Aim of the exercise »
From the entries, copy every line that carries the string "veiled".

Segment Start: Material for this exercise

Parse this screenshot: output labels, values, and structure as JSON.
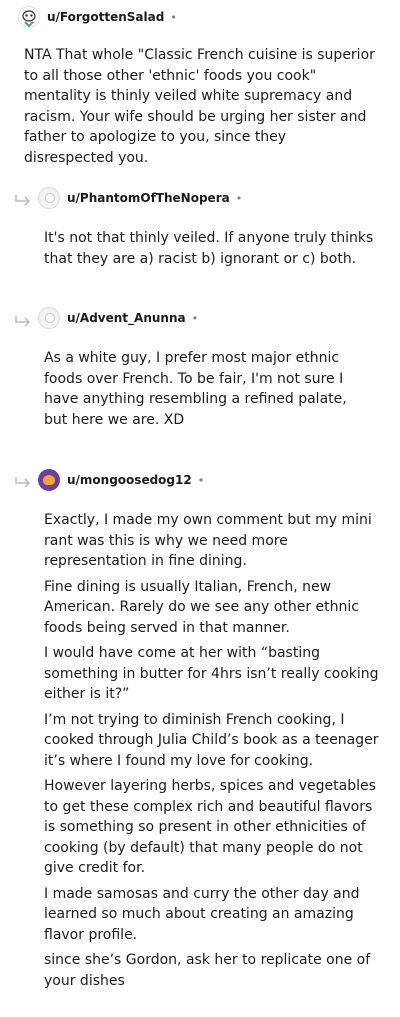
{
  "comments": [
    {
      "username": "u/ForgottenSalad",
      "avatar": "snoo-avatar",
      "body": [
        "NTA That whole \"Classic French cuisine is superior to all those other 'ethnic' foods you cook\" mentality is thinly veiled white supremacy and racism. Your wife should be urging her sister and father to apologize to you, since they disrespected you."
      ]
    },
    {
      "username": "u/PhantomOfTheNopera",
      "avatar": "default-avatar",
      "body": [
        "It's not that thinly veiled. If anyone truly thinks that they are a) racist b) ignorant or c) both."
      ]
    },
    {
      "username": "u/Advent_Anunna",
      "avatar": "default-avatar",
      "body": [
        "As a white guy, I prefer most major ethnic foods over French. To be fair, I'm not sure I have anything resembling a refined palate, but here we are. XD"
      ]
    },
    {
      "username": "u/mongoosedog12",
      "avatar": "purple-avatar",
      "body": [
        "Exactly, I made my own comment but my mini rant was this is why we need more representation in fine dining.",
        "Fine dining is usually Italian, French, new American. Rarely do we see any other ethnic foods being served in that manner.",
        "I would have come at her with “basting something in butter for 4hrs isn’t really cooking either is it?”",
        "I’m not trying to diminish French cooking, I cooked through Julia Child’s book as a teenager it’s where I found my love for cooking.",
        "However layering herbs, spices and vegetables to get these complex rich and beautiful flavors is something so present in other ethnicities of cooking (by default) that many people do not give credit for.",
        "I made samosas and curry the other day and learned so much about creating an amazing flavor profile.",
        "since she’s Gordon, ask her to replicate one of your dishes"
      ]
    }
  ],
  "separator": "•"
}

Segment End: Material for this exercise

Response area »
        "NTA That whole \"Classic French cuisine is superior to all those other 'ethnic' foods you cook\" mentality is thinly veiled white supremacy and racism. Your wife should be urging her sister and father to apologize to you, since they disrespected you."
        "It's not that thinly veiled. If anyone truly thinks that they are a) racist b) ignorant or c) both."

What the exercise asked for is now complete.